Sponsored By

Mario is Missing! was shaped by a Carmen Sandiego rivalry and miscommunication

A look back at a cult classic Mario spinoff and what came to shape its creation.

Justin Carter, Contributing Editor

April 21, 2023

3 Min Read
Cover art for Nintendo's Mario is Missing, showing Bowser kidnapping Mario from an unaware Luigi.

"I would say that I'm significantly happier about Mario is Missing than George Lucas is about the Star Wars Holiday Special."-Donald W. Laabs, lead designer on Mario is Missing!

Generally when it comes to Mario games, Mario is the star of his own world. But that shifted in 1993 with Mario is Missing!, a title that broke the series' traditional formula by focusing on exploration over platforming, starring Luigi as he attempted to find his kidnapped brother."

Mario is Missing! was part of a line of educational (or "edutainment") games, several of which were made by Software Toolworks. In a recent retrospective from Time Extension, the studio's lead designer Donald W. Laabs revealed how a rivalry with another famous series played a surprising role in the game's development. 

While Nintendo left the studio to its own devices, Laabs speculated the publisher may not have known what it was getting into during development. He understood that Nintendo clearly wanted an edutainment game, but felt that it hadn't "fully realized what the [Nintendo of America] deal committed the company to."

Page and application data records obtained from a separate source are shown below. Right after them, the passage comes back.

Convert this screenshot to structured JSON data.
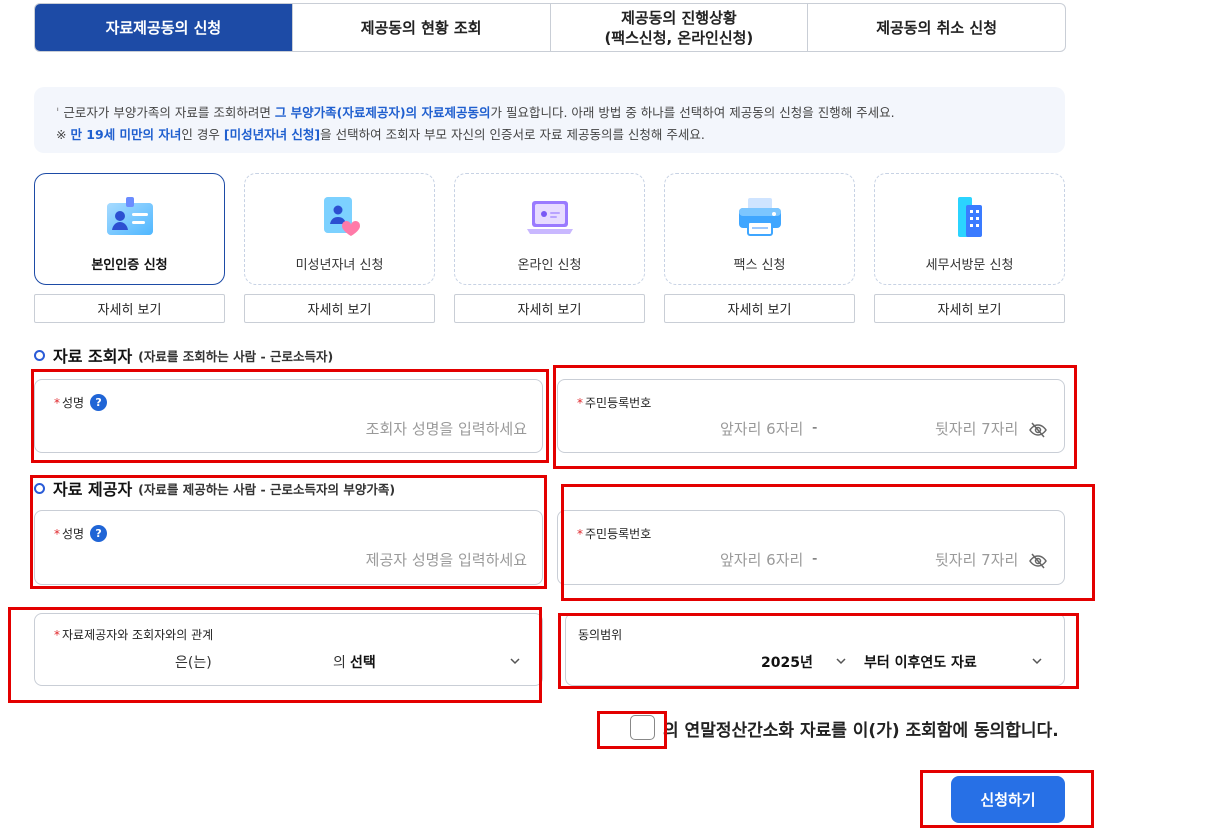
{
  "tabs": [
    {
      "line1": "자료제공동의 신청",
      "line2": ""
    },
    {
      "line1": "제공동의 현황 조회",
      "line2": ""
    },
    {
      "line1": "제공동의 진행상황",
      "line2": "(팩스신청, 온라인신청)"
    },
    {
      "line1": "제공동의 취소 신청",
      "line2": ""
    }
  ],
  "info": {
    "line1_a": "근로자가 부양가족의 자료를 조회하려면 ",
    "line1_hl": "그 부양가족(자료제공자)의 자료제공동의",
    "line1_b": "가 필요합니다. 아래 방법 중 하나를 선택하여 제공동의 신청을 진행해 주세요.",
    "line2_a": "※ ",
    "line2_hl1": "만 19세 미만의 자녀",
    "line2_b": "인 경우 ",
    "line2_hl2": "[미성년자녀 신청]",
    "line2_c": "을 선택하여 조회자 부모 자신의 인증서로 자료 제공동의를 신청해 주세요."
  },
  "methods": [
    {
      "label": "본인인증 신청",
      "icon": "id-card-icon",
      "detail": "자세히 보기"
    },
    {
      "label": "미성년자녀 신청",
      "icon": "child-card-icon",
      "detail": "자세히 보기"
    },
    {
      "label": "온라인 신청",
      "icon": "laptop-icon",
      "detail": "자세히 보기"
    },
    {
      "label": "팩스 신청",
      "icon": "fax-icon",
      "detail": "자세히 보기"
    },
    {
      "label": "세무서방문 신청",
      "icon": "building-icon",
      "detail": "자세히 보기"
    }
  ],
  "viewer": {
    "title": "자료 조회자",
    "subtitle": "(자료를 조회하는 사람 - 근로소득자)",
    "name_label": "성명",
    "name_placeholder": "조회자 성명을 입력하세요",
    "rrn_label": "주민등록번호",
    "rrn_front_placeholder": "앞자리 6자리",
    "rrn_dash": "-",
    "rrn_back_placeholder": "뒷자리 7자리"
  },
  "provider": {
    "title": "자료 제공자",
    "subtitle": "(자료를 제공하는 사람 - 근로소득자의 부양가족)",
    "name_label": "성명",
    "name_placeholder": "제공자 성명을 입력하세요",
    "rrn_label": "주민등록번호",
    "rrn_front_placeholder": "앞자리 6자리",
    "rrn_dash": "-",
    "rrn_back_placeholder": "뒷자리 7자리"
  },
  "relation": {
    "label": "자료제공자와 조회자와의 관계",
    "prefix": "은(는)",
    "middle": "의",
    "value": "선택"
  },
  "scope": {
    "label": "동의범위",
    "year": "2025년",
    "range": "부터 이후연도 자료"
  },
  "agree_text": "의 연말정산간소화 자료를 이(가) 조회함에 동의합니다.",
  "submit": "신청하기",
  "colors": {
    "primary": "#1d4ba6",
    "button": "#2770e6",
    "highlight": "#1f5fcf",
    "required": "#e0262b",
    "annotation": "#e30000"
  }
}
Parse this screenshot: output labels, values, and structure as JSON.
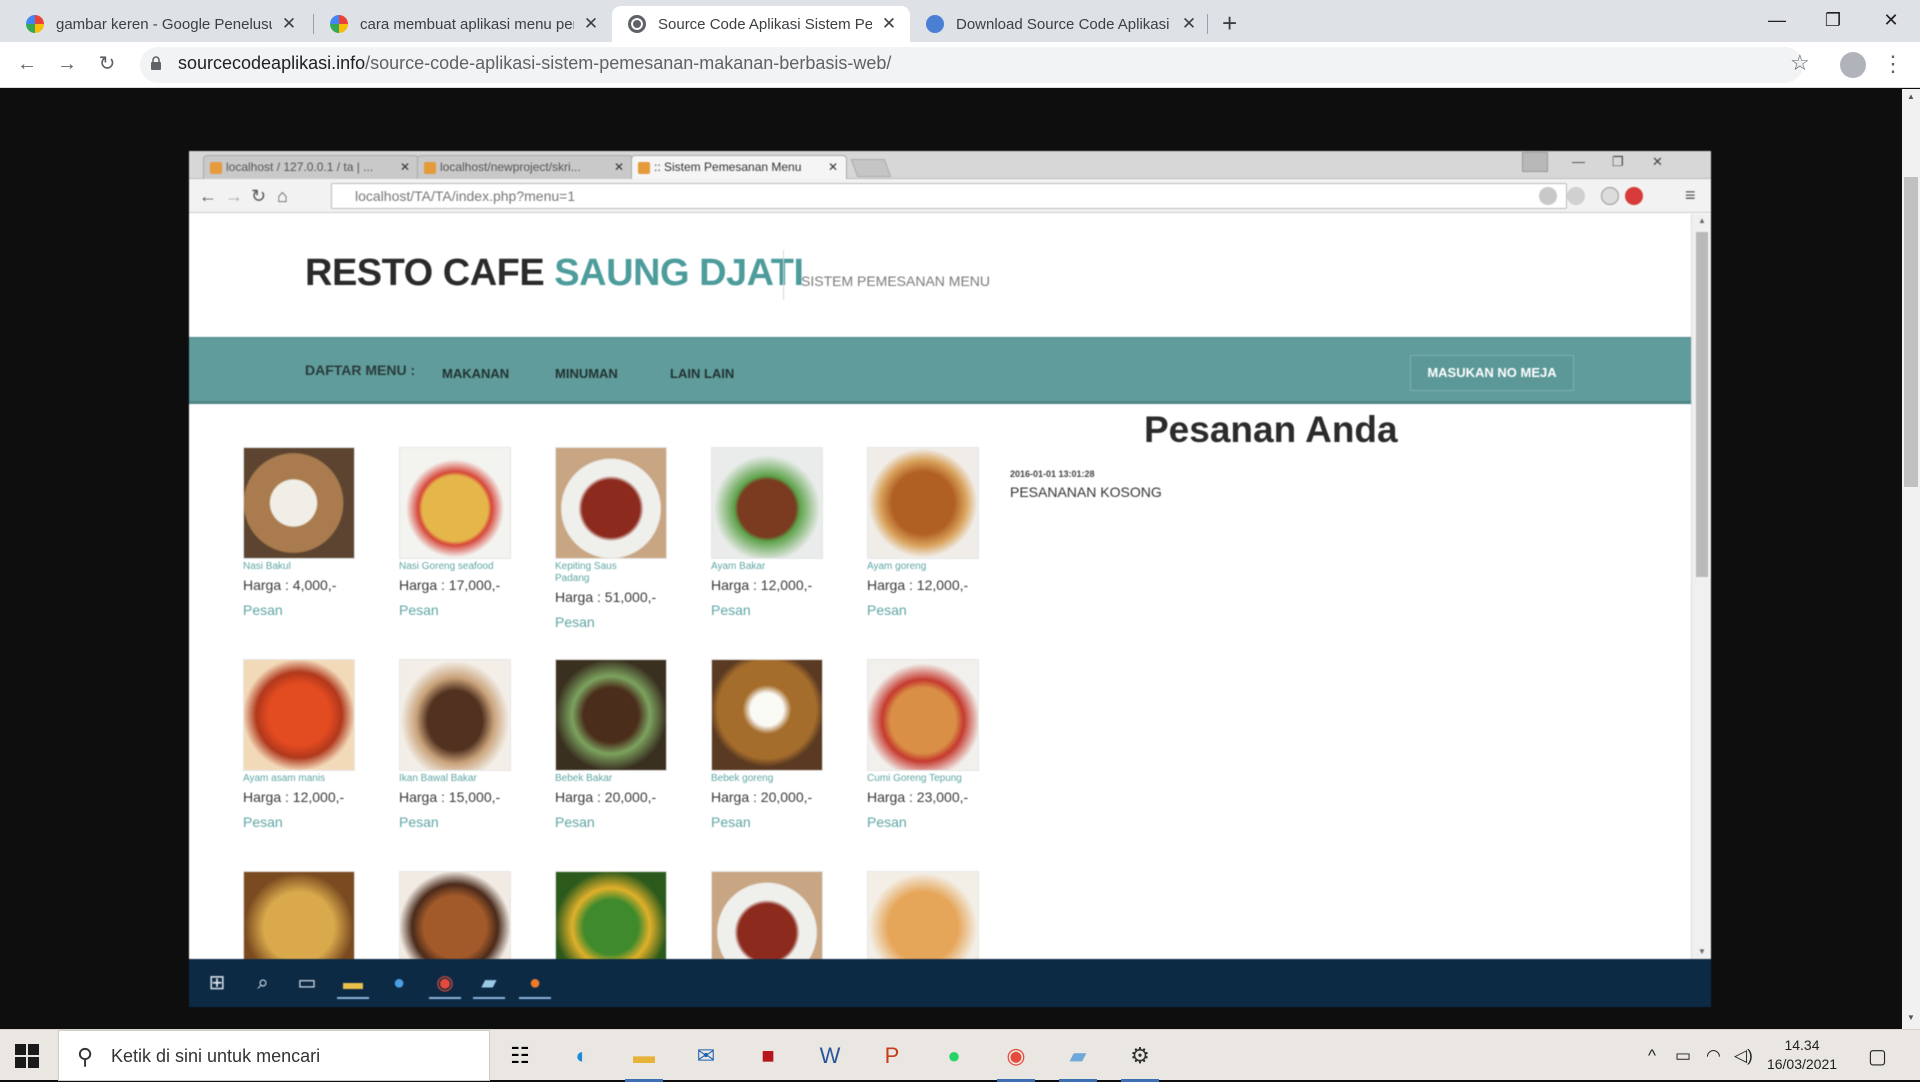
{
  "outer_browser": {
    "tabs": [
      {
        "title": "gambar keren - Google Penelusuran",
        "icon": "google-icon"
      },
      {
        "title": "cara membuat aplikasi menu pemesanan",
        "icon": "google-icon"
      },
      {
        "title": "Source Code Aplikasi Sistem Pemesanan",
        "icon": "globe-icon"
      },
      {
        "title": "Download Source Code Aplikasi Sistem",
        "icon": "globe-icon"
      }
    ],
    "url_domain": "sourcecodeaplikasi.info",
    "url_path": "/source-code-aplikasi-sistem-pemesanan-makanan-berbasis-web/"
  },
  "inner_browser": {
    "tabs": [
      {
        "title": "localhost / 127.0.0.1 / ta | ..."
      },
      {
        "title": "localhost/newproject/skri..."
      },
      {
        "title": ":: Sistem Pemesanan Menu"
      }
    ],
    "url": "localhost/TA/TA/index.php?menu=1"
  },
  "site": {
    "brand_main": "RESTO CAFE",
    "brand_accent": "SAUNG DJATI",
    "subtitle": "SISTEM PEMESANAN MENU",
    "nav_label": "DAFTAR MENU :",
    "nav_items": [
      "MAKANAN",
      "MINUMAN",
      "LAIN LAIN"
    ],
    "table_button": "MASUKAN NO MEJA",
    "accent_color": "#5f9c9b"
  },
  "menu": [
    {
      "name": "Nasi Bakul",
      "price": "Harga : 4,000,-",
      "action": "Pesan"
    },
    {
      "name": "Nasi Goreng seafood",
      "price": "Harga : 17,000,-",
      "action": "Pesan"
    },
    {
      "name": "Kepiting Saus Padang",
      "price": "Harga : 51,000,-",
      "action": "Pesan"
    },
    {
      "name": "Ayam Bakar",
      "price": "Harga : 12,000,-",
      "action": "Pesan"
    },
    {
      "name": "Ayam goreng",
      "price": "Harga : 12,000,-",
      "action": "Pesan"
    },
    {
      "name": "Ayam asam manis",
      "price": "Harga : 12,000,-",
      "action": "Pesan"
    },
    {
      "name": "Ikan Bawal Bakar",
      "price": "Harga : 15,000,-",
      "action": "Pesan"
    },
    {
      "name": "Bebek Bakar",
      "price": "Harga : 20,000,-",
      "action": "Pesan"
    },
    {
      "name": "Bebek goreng",
      "price": "Harga : 20,000,-",
      "action": "Pesan"
    },
    {
      "name": "Cumi Goreng Tepung",
      "price": "Harga : 23,000,-",
      "action": "Pesan"
    }
  ],
  "order": {
    "title": "Pesanan Anda",
    "datetime": "2016-01-01 13:01:28",
    "status": "PESANANAN KOSONG"
  },
  "windows": {
    "search_placeholder": "Ketik di sini untuk mencari",
    "time": "14.34",
    "date": "16/03/2021"
  }
}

Even so, the staff was said to be "honored" to make Mario is Missing!. Several staffers like MS-DOS programmer Jeff Chasen, were fans of the series, and said they looked back to the original games often for inspiration. 

Since Toolworks was the first non-Nintendo studio to ever make a Mario game, giving Missing! a distinct identity from the main series was important. According to Laabs, the studio's lead artist had to go to 'Mario art school' to learn how to properly convey the series' characters.

One other way to make the game's spinoff status clear? Molding it after the dominant edutainment franchise at the time. 

Mario wanted to find Carmen Sandiego and take her crown

Speaking plainly to Time Extension, Laabs admits Missing! was meant to compete with Broderbund's long-running Carmen Sandiego series. "It was thought that a licensed character like Mario would carry a lot of weight." 

Part of that involved bringing on designers from the rival edutainment series onto the Missing! team. It's clear through the game's design and interface what it's aping from, though that move wasn't encouraged by everyone at Toolworks back then. 

"There was a lot of push-pull between company factions," acknowledged Chasen. "We did spend a lot of time looking at Carmen San Diego and its design and trying to balance that out with what we knew about Mario." 

In the end, it paid off. Mario is Missing! generated a reported $7 million in revenue for Software Toolworks, and birthed more edutainment Mario titles such as Mario's Time Machine and the Mario's Early Years sub-series. 

And at large, you can see how the game went to shape future Mario titles, both mainline entries and spinoffs. This marks Luigi's first starring role in a video game, making this a precursor to the Luigi's Mansion series. It also led to other third-party studios getting to tackle Mario, like Ubisoft with the Mario+Rabbids games. 

You can read Time Extension's retrospective for a deeper look into Mario is Missing!, including a deeper look at its impact post-launch and Software Toolworks' thoughts on getting to develop a franchise much of its staff grew up with. 

About the Author(s)

Justin Carter

Contributing Editor, GameDeveloper.com

A Kansas City, MO native, Justin Carter has written for numerous sites including IGN, Polygon, and SyFy Wire. In addition to Game Developer, his writing can be found at io9 over on Gizmodo. Don't ask him about how much gum he's had, because the answer will be more than he's willing to admit.

Daily news, dev blogs, and stories from Game Developer straight to your inbox

You May Also Like